      All white. All male. All right.

Choruses above excerpted from “The White Witch,” by James Weldon Johnson, 1922.


Someone else might tell it different.
She hunched her dress and squat.
The boy fell out face down
on a crest of pine needles
tucked away from the cabin,
spot not quite on the road,
—but left of the railroad tracks
his brothers box-rode out of town—
and lay in a caul of blood.

  Steal away, steal away to Jesus.

How could he know talk had always
been colored over the thin wraith
of his mama, her sloe-eyes sunk,
mouth pouted each time the train
slowed to cast down ’visions, newsprint, snuff,
the passenger men and engineer
’maginin her hay hair, ’baster
arms and legs coiled tightly
’bout the body of her coal-car lover,
him shovelin out her bed. Becky—
name on their lips like beads of a prayer.
But no one ever saw her as they passed.

  Steal away, steal away home.

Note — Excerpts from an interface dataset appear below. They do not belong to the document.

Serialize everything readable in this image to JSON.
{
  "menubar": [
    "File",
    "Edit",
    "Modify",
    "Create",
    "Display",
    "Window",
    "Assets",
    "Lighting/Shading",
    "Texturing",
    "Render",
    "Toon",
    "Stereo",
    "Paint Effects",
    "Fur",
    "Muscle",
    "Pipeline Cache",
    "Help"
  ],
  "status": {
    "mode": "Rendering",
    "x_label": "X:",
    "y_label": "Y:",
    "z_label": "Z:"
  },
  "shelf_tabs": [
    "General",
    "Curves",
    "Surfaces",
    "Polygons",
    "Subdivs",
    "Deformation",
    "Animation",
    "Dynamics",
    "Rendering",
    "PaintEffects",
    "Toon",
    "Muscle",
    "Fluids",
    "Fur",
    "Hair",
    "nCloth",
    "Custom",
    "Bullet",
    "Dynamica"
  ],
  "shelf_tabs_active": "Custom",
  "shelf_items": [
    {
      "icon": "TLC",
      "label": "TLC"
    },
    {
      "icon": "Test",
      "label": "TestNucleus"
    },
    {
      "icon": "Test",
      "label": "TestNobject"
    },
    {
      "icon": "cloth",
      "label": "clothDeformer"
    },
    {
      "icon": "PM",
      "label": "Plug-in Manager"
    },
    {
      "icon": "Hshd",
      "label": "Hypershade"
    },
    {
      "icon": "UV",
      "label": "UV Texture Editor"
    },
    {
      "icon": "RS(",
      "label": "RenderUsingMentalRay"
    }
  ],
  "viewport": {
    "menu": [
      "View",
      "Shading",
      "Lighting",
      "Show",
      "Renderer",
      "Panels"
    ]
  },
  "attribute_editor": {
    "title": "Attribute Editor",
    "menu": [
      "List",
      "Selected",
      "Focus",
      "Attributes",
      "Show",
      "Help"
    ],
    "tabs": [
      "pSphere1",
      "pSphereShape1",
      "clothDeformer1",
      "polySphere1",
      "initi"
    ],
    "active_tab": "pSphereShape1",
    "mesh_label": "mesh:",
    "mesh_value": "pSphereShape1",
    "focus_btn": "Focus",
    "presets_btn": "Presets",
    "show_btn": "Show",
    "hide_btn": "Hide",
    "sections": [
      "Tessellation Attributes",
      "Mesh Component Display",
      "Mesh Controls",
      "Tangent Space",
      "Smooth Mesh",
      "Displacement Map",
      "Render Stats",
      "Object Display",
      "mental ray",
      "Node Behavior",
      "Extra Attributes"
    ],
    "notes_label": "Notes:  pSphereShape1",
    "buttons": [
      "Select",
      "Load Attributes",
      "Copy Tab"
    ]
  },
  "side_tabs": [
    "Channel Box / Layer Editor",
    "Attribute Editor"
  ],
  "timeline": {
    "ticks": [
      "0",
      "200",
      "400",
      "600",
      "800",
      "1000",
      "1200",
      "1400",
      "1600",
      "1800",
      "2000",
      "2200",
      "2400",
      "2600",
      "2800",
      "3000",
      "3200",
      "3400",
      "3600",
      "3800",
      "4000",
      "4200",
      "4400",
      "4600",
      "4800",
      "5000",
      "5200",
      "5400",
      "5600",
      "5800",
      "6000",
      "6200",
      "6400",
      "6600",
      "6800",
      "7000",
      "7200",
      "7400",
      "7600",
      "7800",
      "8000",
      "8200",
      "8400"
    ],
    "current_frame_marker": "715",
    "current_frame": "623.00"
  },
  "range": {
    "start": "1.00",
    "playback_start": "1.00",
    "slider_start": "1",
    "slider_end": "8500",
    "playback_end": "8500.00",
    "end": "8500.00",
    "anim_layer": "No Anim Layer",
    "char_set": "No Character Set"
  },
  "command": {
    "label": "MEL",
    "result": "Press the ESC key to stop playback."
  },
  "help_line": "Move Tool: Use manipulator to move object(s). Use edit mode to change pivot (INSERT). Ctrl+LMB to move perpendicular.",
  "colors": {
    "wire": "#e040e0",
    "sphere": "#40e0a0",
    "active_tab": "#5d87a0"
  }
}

Sinned not once, not twice, but thrice
—at least that they knew.
First two they forgived, her but 
seven- and nineteen.
Menfolk white and black had built
her cabin sturdy on throttled ground
and kept watch each cold for the silent
signal of the lonesome chimney’s puff.
By thirty-nine she should of learned
her lesson, though unschooled:
treat as specious laws of God and man,
face the spaciousness of the grave.

She might could call them neighbors,
though they lived in town, when deep
they laid her body neath the eaves
of a tree they called Epiphany, six-foot
cord intact, attached, still,
to the white-washed wriggling boy.      
  Steal away to Jesus, steal away home.

Witch Hazel Still Like Water

Rain stirring huh riverpot,
head fulla spider braids,
Witch Hazel worked sleight’a both hands,

ev’ry morn dipt one in a brine
of urine ta ward off evil,
milked huh hog, sharpened

huh spittin tongue. Kept
dung piled high for huh ta work roots,
lef a nightbowl hind the outhouse
catch fallin stars. She stay
roun River Road in a thin-lit room.
Say Witch Hazel be borned

f’om out a black birch log
since huh mammy be’d sold away.
No one ought could tell huh age,

she dont half have teef,
but never did wash huh linsey dress
’n dat blue nevah faded, nevah tore.

Quiet? What’chu talkin bout.
Look down ’n dere she be a whisperin,
look up ’n she be gone. Like a waterfall

always be runnin, seem like
anybody need huh could fin’ huh—
she dont never not be home.